The sneaky ways they won over their critics
Prince Harry and Markle were able to win over the critics in some very subtle ways — from small gestures like giving hugs, to doing away with formalities, to having fun and dancing with fans during their visit.
Vanity Fair reporter Katie Nicholl shared that, according to a source, Prince Harry and Markle planned to “meet as many South Africans as possible and make a difference where they can. This isn’t a holiday and they don’t want it to look like one. Their Royal Highnesses want to do some serious work on the ground, particularly at a community level.”
The Sussexes reportedly requested “minimal fuss, formality, and protocol” during the royal tour, asking that people address them by their first names.
Their informal approach allowed them to really connect with people and their kindness came shining through. The couple seemed genuine, generous and kind, with no worries about boosting their popularity or repairing their image.
Plus, their fans and critics were thrilled to see baby Archie make his official appearance during the tour when the family sat down with Archbishop Desmond Tutu and his daughter.
The media was hard-pressed to find anything wrong
The royal tour of Africa definitely improved Prince Harry and Markle’s image with the media, as they could only praise the couple’s efforts on the trip.
During a discussion about the Sussexes’ tour, Nine News Australia presenter Tom Steinfort noted: “It’s finally working well for Prince Harry and Meghan because they’re getting rave reviews for their tour of Africa with adorable Archie in tow as well.”
One of his guests could only say: “I’m not going to weigh in, I think I’ll give them the benefit of the doubt, I think both of them were very passionate about these kind of causes… good on them for doing something that matters to them and I’ll leave it at that.”
Steinfort’s other guest added, “I think they’re damned if they do they’re damned if they don’t… But let’s give them a bit of a fair crack at it and let them just try and be the people that they are.”
Even Markle’s biggest critic, Piers Morgan, had some praise for the couple (before he launched into criticism over Prince Harry’s statement about the media bullying Markle). Morgan wrote on the Daily Mail that “their tour of South Africa has been an unqualified success,” sharing, “The Duke and Duchess of Sussex haven’t put a foot wrong as they’ve toured the country shining an important light on many issues from gender violence to poverty and education.”

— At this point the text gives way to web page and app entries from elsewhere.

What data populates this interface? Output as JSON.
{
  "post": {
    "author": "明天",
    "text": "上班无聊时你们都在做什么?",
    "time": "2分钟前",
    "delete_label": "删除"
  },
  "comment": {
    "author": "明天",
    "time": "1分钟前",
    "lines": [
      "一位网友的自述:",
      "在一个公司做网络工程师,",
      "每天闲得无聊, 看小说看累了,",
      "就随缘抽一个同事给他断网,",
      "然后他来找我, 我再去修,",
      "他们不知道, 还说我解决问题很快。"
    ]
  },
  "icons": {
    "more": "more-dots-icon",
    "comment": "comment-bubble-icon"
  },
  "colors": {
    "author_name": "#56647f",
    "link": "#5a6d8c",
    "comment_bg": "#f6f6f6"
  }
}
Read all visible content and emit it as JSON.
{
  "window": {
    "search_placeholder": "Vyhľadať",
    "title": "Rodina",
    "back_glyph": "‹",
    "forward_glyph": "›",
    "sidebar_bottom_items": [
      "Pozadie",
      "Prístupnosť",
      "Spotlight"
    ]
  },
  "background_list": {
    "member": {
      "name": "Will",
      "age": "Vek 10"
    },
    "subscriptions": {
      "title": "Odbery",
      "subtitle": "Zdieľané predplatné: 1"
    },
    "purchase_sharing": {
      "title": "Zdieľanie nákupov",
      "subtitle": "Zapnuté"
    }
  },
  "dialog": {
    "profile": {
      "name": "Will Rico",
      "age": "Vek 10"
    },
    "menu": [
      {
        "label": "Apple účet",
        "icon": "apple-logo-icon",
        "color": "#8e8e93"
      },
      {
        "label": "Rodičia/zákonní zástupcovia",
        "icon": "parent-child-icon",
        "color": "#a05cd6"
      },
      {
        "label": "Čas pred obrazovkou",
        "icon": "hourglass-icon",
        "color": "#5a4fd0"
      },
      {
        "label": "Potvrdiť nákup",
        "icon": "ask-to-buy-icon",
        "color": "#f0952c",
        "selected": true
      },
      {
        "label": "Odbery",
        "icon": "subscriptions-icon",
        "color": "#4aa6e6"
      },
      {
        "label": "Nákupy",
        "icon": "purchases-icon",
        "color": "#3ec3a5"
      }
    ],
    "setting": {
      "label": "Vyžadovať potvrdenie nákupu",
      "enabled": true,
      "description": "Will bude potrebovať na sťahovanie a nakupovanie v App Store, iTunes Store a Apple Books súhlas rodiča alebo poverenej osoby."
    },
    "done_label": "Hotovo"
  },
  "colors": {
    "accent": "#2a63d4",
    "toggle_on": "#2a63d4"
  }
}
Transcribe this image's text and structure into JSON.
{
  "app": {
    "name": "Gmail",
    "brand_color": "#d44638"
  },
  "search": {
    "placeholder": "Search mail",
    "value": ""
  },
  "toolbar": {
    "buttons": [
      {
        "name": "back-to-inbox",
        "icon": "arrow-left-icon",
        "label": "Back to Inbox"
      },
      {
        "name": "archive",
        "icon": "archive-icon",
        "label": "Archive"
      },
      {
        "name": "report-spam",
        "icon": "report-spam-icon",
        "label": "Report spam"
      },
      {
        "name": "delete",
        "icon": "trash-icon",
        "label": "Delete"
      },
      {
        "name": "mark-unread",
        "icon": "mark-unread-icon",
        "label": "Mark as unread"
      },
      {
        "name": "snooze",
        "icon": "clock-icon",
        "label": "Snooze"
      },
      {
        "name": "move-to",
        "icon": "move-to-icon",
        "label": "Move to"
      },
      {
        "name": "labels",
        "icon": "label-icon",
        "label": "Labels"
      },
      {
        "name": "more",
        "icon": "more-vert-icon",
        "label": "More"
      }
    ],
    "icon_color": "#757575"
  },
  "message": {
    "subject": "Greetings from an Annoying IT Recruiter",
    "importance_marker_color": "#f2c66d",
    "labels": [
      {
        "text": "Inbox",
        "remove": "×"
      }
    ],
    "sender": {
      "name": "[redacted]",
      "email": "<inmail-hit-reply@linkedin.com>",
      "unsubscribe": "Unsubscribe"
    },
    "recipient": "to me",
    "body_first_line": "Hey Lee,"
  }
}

He added: “They’ve both seemed more relaxed and happy than they’ve appeared for a long time, even dancing for the cameras in front of cheering crowds. They’ve had nothing but praise from the same media that’s been lambasting them, and it’s been entirely justified. They’ve behaved like royals should behave — with dignity, grace, good humour and empathy.”